■ WORK REQUIRED
The lines to find are those in the entries that hold the word "Python"; copy every one of them.

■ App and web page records
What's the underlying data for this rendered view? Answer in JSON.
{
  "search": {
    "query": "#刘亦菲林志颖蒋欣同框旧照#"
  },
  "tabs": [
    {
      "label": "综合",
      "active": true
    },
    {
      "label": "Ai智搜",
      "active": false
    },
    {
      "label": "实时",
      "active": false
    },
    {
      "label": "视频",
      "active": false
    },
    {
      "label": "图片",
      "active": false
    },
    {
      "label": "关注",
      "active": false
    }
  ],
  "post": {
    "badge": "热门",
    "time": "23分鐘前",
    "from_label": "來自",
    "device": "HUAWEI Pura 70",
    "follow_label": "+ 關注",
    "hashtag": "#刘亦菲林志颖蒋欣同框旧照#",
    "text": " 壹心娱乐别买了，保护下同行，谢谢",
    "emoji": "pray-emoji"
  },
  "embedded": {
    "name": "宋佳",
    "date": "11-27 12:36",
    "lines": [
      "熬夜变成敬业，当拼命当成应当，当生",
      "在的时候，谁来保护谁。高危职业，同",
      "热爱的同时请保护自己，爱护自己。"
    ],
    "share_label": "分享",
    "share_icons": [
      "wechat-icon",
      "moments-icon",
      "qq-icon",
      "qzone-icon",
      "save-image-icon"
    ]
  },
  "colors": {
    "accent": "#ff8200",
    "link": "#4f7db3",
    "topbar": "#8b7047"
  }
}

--

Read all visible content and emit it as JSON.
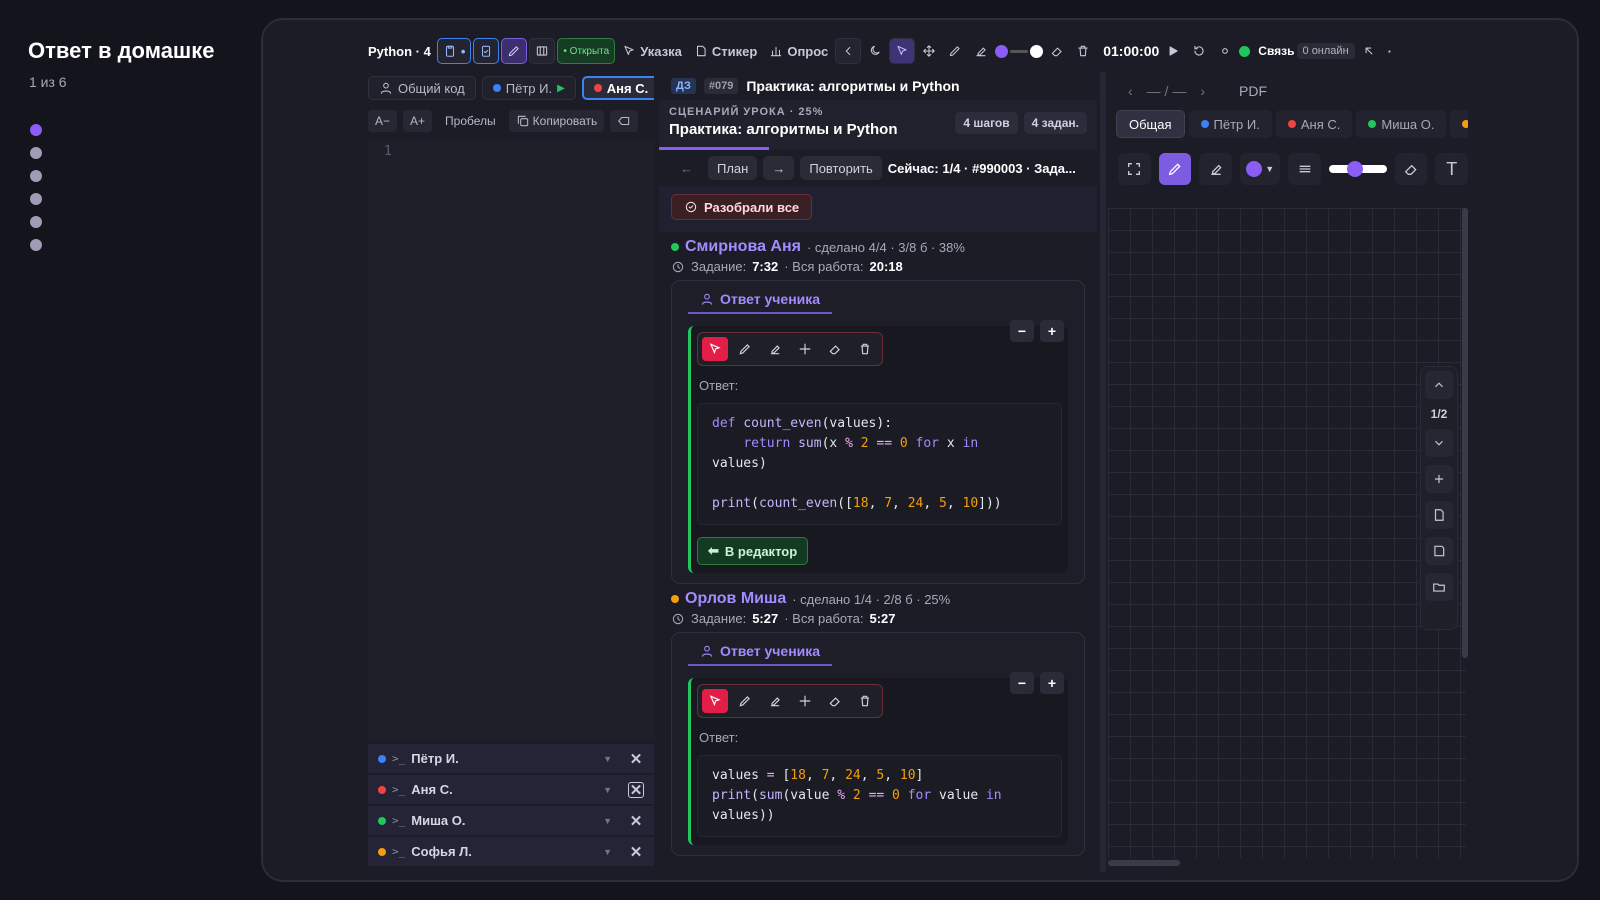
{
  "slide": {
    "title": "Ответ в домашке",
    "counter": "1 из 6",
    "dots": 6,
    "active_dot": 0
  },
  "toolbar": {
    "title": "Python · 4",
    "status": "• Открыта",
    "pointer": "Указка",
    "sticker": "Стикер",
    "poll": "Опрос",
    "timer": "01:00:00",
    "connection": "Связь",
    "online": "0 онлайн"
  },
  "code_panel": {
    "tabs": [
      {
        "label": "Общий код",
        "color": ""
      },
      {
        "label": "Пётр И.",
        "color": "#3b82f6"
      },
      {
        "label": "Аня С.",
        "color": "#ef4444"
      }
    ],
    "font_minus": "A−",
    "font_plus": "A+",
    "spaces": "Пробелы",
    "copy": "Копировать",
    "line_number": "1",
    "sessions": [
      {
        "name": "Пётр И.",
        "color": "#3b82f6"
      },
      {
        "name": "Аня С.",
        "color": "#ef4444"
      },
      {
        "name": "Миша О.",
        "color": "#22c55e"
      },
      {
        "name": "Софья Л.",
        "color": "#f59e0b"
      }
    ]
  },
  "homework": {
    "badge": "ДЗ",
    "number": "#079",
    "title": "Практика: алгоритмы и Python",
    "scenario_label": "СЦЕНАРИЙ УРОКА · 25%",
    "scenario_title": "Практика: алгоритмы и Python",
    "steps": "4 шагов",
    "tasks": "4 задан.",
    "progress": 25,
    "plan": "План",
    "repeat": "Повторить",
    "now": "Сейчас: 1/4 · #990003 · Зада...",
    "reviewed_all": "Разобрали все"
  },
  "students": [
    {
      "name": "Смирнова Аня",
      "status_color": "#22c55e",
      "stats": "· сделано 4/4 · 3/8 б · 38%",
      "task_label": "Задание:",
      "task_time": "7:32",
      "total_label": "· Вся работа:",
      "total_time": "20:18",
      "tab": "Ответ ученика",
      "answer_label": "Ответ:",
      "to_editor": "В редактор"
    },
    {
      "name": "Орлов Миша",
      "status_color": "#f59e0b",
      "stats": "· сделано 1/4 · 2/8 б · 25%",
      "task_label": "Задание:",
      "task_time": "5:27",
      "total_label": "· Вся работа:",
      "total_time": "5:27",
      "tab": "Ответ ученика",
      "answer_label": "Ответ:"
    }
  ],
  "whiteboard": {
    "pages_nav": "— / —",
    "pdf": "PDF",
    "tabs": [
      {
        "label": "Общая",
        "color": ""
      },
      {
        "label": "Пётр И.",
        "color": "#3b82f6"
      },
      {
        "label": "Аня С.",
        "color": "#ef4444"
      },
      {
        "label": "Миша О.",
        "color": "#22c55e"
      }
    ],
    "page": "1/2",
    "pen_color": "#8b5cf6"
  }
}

■ REPLY
    "title": "Python · 4",
    "title": "Практика: алгоритмы и Python",
    "scenario_title": "Практика: алгоритмы и Python",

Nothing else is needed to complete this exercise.